A major perk that draws people to the FLAC file format is that it can shrink down large audio files. Unfortunately, there aren’t a lot of devices that still support the FLAC format, which means you might need to convert your files to the MP3 format.
Anytime you convert a file, you risk losing data in the process. However, we’ve got the science down, and we can walk you through the steps.
Step 1: Go to the Online Audio Converter website
Online Audio Converter is the quickest, simplest way to convert your FLAC files to MP3. It’s a free, web-based converter, and so you don’t need to purchase a subscription or download and install anything. Everything you need to convert your FLAC files is right on the main page of this website.
The only issue is that batch conversions take a little more time with Online Audio Converter than they do with some of our other choices. The site was clearly designed with smaller conversions in mind.
Step 2: Select the files you want to convert
Select the large, blue Open Files button — if you want to select your files from local storage — or just click one of these three uploading options to select your files: Google Drive, Dropbox, or URL.
Step 3: Pick your format, quality level, and adjust your settings
Within the second section of the Online Audio Converter, select your desired format and quality level. The converter automatically defaults to the Standard level (128kbps) when converting files to MP3. If you tap the Advanced Settings button, you can adjust things like bitrate, sample rate, channels, and other features. This section also offers the option to edit your file’s track info with its Edit Track Info button.
Step 4: Convert and save your file
In the last section of the converter, marked with the number 3, select the Convert button to finish converting your file. Once the conversion is complete, Online Audio Converter offers three ways to save your new file: Download (to save your file on your local storage) or Save to Google Drive or Dropbox.
Fre:ac doesn’t have the prettiest interface or even the most user-friendly one. But it is a free audio converter for Windows PCs that can make quick work of converting your FLAC files to MP3s because it’s designed to utilize multi-core CPUs to optimize conversion speeds. Plus, you can easily download it from the Microsoft Store and get right to converting as soon as it’s installed. In addition to an audio converter, Fre:ac also includes features such as an integrated CD ripper, a user interface that can be displayed in 43 languages, and Unicode support for tags and file names, just to name a few.
To MP3 Converter Free (MacOS)
One of the most popular audio converters in the Mac Store is the aptly titled To MP3 Converter Free, an easy-to-use utility for converting from one of over 200 audio and video formats to MP3. The software supports FLAC files and the process for making the conversion couldn’t be simpler. The software also allows you to change the output from a constant bitrate to a variable bitrate and transfer tags from the source file.
An annual subscription for $7 will help you batch convert folders and files. You will also be able to modify sound using fade in and fade out, and cut silence before and after songs.
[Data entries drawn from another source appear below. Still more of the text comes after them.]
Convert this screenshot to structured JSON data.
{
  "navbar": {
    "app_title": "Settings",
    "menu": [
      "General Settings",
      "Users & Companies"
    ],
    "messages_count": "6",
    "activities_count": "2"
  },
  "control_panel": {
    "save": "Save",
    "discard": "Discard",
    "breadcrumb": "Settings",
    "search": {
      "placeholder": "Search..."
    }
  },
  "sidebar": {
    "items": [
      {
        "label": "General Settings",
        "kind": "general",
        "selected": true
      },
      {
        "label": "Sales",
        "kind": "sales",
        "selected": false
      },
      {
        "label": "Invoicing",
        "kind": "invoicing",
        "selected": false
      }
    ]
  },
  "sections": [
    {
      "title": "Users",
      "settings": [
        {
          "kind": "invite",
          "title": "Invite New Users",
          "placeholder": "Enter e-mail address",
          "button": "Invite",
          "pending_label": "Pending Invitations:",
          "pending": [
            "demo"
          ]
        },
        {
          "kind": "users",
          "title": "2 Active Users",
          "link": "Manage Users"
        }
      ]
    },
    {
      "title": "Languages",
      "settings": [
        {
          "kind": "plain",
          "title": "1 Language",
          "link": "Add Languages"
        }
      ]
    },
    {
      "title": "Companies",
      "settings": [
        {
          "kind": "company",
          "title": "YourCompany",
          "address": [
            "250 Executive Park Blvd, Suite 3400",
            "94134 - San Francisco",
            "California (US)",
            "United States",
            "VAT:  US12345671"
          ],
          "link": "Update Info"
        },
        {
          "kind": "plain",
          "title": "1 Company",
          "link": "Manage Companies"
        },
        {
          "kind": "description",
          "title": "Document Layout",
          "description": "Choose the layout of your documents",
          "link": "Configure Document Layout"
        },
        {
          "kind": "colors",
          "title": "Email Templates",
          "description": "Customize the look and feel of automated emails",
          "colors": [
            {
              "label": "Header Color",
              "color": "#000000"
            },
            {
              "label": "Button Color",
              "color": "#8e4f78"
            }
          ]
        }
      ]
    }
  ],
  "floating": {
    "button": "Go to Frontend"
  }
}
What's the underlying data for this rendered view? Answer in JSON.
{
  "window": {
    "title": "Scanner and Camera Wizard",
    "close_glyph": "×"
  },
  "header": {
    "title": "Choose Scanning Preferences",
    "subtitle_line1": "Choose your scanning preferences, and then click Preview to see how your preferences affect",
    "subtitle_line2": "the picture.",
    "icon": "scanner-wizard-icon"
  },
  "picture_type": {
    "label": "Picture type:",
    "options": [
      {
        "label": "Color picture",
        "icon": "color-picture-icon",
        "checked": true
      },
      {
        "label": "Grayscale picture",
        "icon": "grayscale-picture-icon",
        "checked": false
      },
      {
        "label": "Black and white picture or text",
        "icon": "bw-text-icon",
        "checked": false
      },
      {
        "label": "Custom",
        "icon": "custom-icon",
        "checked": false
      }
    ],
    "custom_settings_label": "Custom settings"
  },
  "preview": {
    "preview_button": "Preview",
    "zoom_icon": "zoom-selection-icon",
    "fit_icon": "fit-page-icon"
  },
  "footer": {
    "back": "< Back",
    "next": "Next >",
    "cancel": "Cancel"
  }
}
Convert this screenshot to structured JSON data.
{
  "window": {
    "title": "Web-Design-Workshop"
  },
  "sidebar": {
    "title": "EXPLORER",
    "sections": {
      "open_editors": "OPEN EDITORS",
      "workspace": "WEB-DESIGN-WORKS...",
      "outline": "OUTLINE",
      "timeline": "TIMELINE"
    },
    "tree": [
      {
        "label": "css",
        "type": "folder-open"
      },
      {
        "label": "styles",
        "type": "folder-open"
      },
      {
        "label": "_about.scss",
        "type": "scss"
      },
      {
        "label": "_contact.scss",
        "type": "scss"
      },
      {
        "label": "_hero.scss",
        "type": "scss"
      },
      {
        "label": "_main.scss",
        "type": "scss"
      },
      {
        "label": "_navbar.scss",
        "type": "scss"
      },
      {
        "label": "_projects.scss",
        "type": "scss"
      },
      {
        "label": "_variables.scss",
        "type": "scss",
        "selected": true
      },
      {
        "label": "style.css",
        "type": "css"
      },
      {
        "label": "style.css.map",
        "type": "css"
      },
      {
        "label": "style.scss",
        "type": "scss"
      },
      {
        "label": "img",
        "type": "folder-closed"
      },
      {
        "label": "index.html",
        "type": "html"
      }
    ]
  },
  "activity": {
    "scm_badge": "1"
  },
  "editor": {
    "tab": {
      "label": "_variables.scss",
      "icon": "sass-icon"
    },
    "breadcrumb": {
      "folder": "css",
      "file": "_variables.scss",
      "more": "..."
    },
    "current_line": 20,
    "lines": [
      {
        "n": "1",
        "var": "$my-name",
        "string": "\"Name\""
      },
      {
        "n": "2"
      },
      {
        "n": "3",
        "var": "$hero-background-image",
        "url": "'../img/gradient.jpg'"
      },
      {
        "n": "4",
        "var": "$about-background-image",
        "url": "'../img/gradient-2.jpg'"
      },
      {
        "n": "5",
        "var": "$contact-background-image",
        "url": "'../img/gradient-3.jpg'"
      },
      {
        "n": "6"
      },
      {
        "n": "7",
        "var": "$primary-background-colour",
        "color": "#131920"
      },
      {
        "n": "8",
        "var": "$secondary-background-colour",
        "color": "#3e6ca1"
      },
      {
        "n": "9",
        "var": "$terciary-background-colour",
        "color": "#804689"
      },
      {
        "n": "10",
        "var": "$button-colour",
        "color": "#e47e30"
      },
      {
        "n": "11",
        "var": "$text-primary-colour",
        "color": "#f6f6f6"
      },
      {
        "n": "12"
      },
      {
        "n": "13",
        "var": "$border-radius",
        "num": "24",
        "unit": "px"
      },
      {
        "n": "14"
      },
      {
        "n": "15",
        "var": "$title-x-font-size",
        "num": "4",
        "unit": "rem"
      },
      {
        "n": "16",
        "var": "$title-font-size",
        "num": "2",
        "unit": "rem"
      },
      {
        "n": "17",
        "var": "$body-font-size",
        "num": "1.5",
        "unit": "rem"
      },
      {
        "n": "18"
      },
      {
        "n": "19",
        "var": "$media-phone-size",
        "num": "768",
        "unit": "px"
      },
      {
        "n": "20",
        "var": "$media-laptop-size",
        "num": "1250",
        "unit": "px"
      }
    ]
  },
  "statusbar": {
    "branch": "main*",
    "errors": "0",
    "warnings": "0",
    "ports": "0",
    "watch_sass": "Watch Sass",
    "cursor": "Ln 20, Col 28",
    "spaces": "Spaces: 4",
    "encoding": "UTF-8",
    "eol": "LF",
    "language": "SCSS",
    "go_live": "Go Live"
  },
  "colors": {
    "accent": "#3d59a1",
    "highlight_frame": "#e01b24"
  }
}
CloudConvert (Google Chrome extension/online option)
You don’t have to waste precious space on your device to use CloudConvert. It requires a connection to the internet as it’s a web-based program. For those using the Google Chrome browser or a Chromebook, there is also the option to work with CloudConvert as a Chrome add-on. Just download the add-on, open it, and you’re ready to go.
You can convert most files using CloudConvert, whether they are audio or virtually anything else. Its long list of services includes documents, videos, images, and e-books, with more to boot. Additionally, it can handle FLAC and MP3 files seamlessly. It’s ideal for anyone using a Chromebook or Google Drive as files can be easily retrieved and stored online.
Compared to the other options on our list, CloudConvert has fewer advanced features due to it being a web-based service. You can manipulate some basic controls like bitrate, but more in-depth controls are mostly absent. You may welcome the lack of advanced features as a way to simplify the file conversion process.